Every line in the material below that includes "Planner" should be copied.

**PROVIDED DATA:**
********
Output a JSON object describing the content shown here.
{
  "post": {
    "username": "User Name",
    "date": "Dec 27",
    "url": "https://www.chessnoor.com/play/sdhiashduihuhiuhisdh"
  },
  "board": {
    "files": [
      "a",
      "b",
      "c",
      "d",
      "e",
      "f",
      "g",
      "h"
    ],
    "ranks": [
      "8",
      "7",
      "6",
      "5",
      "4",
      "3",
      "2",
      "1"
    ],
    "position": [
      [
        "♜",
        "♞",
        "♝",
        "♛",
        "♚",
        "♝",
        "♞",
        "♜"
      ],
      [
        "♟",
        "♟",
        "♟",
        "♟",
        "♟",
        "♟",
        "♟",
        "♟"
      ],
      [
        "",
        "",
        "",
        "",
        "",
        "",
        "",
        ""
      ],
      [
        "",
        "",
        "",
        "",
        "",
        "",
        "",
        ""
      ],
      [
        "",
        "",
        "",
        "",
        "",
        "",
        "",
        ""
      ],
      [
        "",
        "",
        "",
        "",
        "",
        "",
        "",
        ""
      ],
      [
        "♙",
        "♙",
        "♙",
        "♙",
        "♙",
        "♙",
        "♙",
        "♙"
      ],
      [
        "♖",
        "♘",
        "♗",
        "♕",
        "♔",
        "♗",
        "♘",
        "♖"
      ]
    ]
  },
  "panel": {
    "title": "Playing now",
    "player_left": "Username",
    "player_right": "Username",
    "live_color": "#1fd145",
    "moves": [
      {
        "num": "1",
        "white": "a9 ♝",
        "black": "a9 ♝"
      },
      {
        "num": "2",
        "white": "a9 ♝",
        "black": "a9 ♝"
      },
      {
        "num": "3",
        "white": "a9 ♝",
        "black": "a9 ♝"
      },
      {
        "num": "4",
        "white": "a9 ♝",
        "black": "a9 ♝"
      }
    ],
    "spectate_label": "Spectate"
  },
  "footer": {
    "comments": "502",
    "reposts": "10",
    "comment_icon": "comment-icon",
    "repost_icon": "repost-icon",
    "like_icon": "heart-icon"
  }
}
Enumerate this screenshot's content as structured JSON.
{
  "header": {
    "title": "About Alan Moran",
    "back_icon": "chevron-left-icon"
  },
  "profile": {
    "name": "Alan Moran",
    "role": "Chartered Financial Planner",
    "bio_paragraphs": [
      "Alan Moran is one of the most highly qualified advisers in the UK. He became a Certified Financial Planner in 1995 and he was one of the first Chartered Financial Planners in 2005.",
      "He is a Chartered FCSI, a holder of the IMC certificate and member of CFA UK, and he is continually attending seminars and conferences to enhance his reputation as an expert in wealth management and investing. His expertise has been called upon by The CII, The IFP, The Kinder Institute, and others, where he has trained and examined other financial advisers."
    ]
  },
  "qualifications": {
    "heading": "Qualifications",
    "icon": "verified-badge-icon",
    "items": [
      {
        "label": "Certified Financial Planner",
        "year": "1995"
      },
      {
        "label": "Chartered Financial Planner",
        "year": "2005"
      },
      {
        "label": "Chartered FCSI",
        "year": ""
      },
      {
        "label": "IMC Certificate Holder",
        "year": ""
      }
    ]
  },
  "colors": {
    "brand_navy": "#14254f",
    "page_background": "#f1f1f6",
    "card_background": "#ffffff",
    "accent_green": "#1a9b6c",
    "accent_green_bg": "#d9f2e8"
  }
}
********
**YOUR SOLUTION:**
    "role": "Chartered Financial Planner",
      "Alan Moran is one of the most highly qualified advisers in the UK. He became a Certified Financial Planner in 1995 and he was one of the first Chartered Financial Planners in 2005.",
        "label": "Certified Financial Planner",
        "label": "Chartered Financial Planner",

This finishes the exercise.